** WHAT TO WORK ON **
Set down all of the entries precisely as they were written.

---------- DATA FOR PROCESSING

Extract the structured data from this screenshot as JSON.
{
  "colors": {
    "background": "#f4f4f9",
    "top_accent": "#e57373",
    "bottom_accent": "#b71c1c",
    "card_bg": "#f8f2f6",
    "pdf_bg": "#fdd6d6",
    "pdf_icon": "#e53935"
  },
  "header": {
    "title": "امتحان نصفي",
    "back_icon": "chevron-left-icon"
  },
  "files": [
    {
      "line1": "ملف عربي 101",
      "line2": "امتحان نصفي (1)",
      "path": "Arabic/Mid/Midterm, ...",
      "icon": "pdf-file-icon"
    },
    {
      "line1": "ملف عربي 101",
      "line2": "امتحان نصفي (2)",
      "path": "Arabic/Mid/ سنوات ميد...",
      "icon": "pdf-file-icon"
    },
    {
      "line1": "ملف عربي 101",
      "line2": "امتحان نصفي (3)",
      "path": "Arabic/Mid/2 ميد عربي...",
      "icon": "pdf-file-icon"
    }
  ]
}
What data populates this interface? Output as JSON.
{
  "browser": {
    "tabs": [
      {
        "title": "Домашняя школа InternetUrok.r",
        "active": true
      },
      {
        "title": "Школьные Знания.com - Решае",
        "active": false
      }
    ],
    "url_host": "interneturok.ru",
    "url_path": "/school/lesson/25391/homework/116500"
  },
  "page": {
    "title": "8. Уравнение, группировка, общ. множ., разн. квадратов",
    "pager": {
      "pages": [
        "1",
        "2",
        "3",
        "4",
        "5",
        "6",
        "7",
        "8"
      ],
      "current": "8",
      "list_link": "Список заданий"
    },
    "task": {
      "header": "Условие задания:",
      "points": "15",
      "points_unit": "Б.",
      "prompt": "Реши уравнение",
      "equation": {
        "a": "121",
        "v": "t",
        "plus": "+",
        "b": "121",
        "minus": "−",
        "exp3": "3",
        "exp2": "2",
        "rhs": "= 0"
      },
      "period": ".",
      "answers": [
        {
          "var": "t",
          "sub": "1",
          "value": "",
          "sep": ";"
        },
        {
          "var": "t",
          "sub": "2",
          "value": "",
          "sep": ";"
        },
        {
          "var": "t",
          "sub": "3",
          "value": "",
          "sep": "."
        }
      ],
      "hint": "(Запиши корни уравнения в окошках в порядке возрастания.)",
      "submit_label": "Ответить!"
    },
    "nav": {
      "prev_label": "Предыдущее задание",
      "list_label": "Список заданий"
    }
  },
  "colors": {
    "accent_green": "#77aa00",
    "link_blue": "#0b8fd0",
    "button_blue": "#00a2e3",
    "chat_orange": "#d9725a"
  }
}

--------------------

** EXERCISE SOLUTION **
Extract the structured data from this screenshot as JSON.
{
  "colors": {
    "background": "#f4f4f9",
    "top_accent": "#e57373",
    "bottom_accent": "#b71c1c",
    "card_bg": "#f8f2f6",
    "pdf_bg": "#fdd6d6",
    "pdf_icon": "#e53935"
  },
  "header": {
    "title": "امتحان نصفي",
    "back_icon": "chevron-left-icon"
  },
  "files": [
    {
      "line1": "ملف عربي 101",
      "line2": "امتحان نصفي (1)",
      "path": "Arabic/Mid/Midterm, ...",
      "icon": "pdf-file-icon"
    },
    {
      "line1": "ملف عربي 101",
      "line2": "امتحان نصفي (2)",
      "path": "Arabic/Mid/ سنوات ميد...",
      "icon": "pdf-file-icon"
    },
    {
      "line1": "ملف عربي 101",
      "line2": "امتحان نصفي (3)",
      "path": "Arabic/Mid/2 ميد عربي...",
      "icon": "pdf-file-icon"
    }
  ]
}
What data populates this interface? Output as JSON.
{
  "browser": {
    "tabs": [
      {
        "title": "Домашняя школа InternetUrok.r",
        "active": true
      },
      {
        "title": "Школьные Знания.com - Решае",
        "active": false
      }
    ],
    "url_host": "interneturok.ru",
    "url_path": "/school/lesson/25391/homework/116500"
  },
  "page": {
    "title": "8. Уравнение, группировка, общ. множ., разн. квадратов",
    "pager": {
      "pages": [
        "1",
        "2",
        "3",
        "4",
        "5",
        "6",
        "7",
        "8"
      ],
      "current": "8",
      "list_link": "Список заданий"
    },
    "task": {
      "header": "Условие задания:",
      "points": "15",
      "points_unit": "Б.",
      "prompt": "Реши уравнение",
      "equation": {
        "a": "121",
        "v": "t",
        "plus": "+",
        "b": "121",
        "minus": "−",
        "exp3": "3",
        "exp2": "2",
        "rhs": "= 0"
      },
      "period": ".",
      "answers": [
        {
          "var": "t",
          "sub": "1",
          "value": "",
          "sep": ";"
        },
        {
          "var": "t",
          "sub": "2",
          "value": "",
          "sep": ";"
        },
        {
          "var": "t",
          "sub": "3",
          "value": "",
          "sep": "."
        }
      ],
      "hint": "(Запиши корни уравнения в окошках в порядке возрастания.)",
      "submit_label": "Ответить!"
    },
    "nav": {
      "prev_label": "Предыдущее задание",
      "list_label": "Список заданий"
    }
  },
  "colors": {
    "accent_green": "#77aa00",
    "link_blue": "#0b8fd0",
    "button_blue": "#00a2e3",
    "chat_orange": "#d9725a"
  }
}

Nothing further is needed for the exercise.